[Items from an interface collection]
□ □ □ □ □
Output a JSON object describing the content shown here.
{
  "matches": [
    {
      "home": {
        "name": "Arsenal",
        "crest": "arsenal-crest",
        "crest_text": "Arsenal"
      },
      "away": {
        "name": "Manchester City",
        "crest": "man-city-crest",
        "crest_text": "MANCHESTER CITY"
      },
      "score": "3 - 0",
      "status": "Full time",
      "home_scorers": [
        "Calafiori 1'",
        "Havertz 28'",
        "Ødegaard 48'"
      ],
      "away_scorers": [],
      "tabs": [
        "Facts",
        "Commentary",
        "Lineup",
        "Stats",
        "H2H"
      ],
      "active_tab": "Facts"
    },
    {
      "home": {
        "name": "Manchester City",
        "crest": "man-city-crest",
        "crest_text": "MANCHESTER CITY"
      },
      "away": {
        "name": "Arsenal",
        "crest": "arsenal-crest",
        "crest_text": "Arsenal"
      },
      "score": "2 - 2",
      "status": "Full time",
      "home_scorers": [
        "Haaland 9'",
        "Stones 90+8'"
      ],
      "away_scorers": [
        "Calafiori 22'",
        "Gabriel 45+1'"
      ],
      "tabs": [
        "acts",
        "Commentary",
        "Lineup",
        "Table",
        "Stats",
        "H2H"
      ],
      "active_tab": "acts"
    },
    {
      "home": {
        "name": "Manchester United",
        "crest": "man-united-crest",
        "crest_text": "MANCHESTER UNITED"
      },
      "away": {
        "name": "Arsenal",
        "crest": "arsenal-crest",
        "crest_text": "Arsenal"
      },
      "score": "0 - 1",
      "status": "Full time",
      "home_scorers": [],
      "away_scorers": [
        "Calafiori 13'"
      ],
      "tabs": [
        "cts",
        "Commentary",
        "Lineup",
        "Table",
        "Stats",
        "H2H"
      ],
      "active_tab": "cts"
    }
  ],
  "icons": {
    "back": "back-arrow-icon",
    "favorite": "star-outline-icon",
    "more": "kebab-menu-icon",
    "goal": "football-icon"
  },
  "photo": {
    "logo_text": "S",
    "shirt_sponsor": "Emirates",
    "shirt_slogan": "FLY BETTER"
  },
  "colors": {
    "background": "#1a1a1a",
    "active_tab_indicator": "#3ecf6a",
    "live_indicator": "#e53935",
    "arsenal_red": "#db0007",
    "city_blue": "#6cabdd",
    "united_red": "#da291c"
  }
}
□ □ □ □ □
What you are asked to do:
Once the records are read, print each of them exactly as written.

Output:
Output a JSON object describing the content shown here.
{
  "matches": [
    {
      "home": {
        "name": "Arsenal",
        "crest": "arsenal-crest",
        "crest_text": "Arsenal"
      },
      "away": {
        "name": "Manchester City",
        "crest": "man-city-crest",
        "crest_text": "MANCHESTER CITY"
      },
      "score": "3 - 0",
      "status": "Full time",
      "home_scorers": [
        "Calafiori 1'",
        "Havertz 28'",
        "Ødegaard 48'"
      ],
      "away_scorers": [],
      "tabs": [
        "Facts",
        "Commentary",
        "Lineup",
        "Stats",
        "H2H"
      ],
      "active_tab": "Facts"
    },
    {
      "home": {
        "name": "Manchester City",
        "crest": "man-city-crest",
        "crest_text": "MANCHESTER CITY"
      },
      "away": {
        "name": "Arsenal",
        "crest": "arsenal-crest",
        "crest_text": "Arsenal"
      },
      "score": "2 - 2",
      "status": "Full time",
      "home_scorers": [
        "Haaland 9'",
        "Stones 90+8'"
      ],
      "away_scorers": [
        "Calafiori 22'",
        "Gabriel 45+1'"
      ],
      "tabs": [
        "acts",
        "Commentary",
        "Lineup",
        "Table",
        "Stats",
        "H2H"
      ],
      "active_tab": "acts"
    },
    {
      "home": {
        "name": "Manchester United",
        "crest": "man-united-crest",
        "crest_text": "MANCHESTER UNITED"
      },
      "away": {
        "name": "Arsenal",
        "crest": "arsenal-crest",
        "crest_text": "Arsenal"
      },
      "score": "0 - 1",
      "status": "Full time",
      "home_scorers": [],
      "away_scorers": [
        "Calafiori 13'"
      ],
      "tabs": [
        "cts",
        "Commentary",
        "Lineup",
        "Table",
        "Stats",
        "H2H"
      ],
      "active_tab": "cts"
    }
  ],
  "icons": {
    "back": "back-arrow-icon",
    "favorite": "star-outline-icon",
    "more": "kebab-menu-icon",
    "goal": "football-icon"
  },
  "photo": {
    "logo_text": "S",
    "shirt_sponsor": "Emirates",
    "shirt_slogan": "FLY BETTER"
  },
  "colors": {
    "background": "#1a1a1a",
    "active_tab_indicator": "#3ecf6a",
    "live_indicator": "#e53935",
    "arsenal_red": "#db0007",
    "city_blue": "#6cabdd",
    "united_red": "#da291c"
  }
}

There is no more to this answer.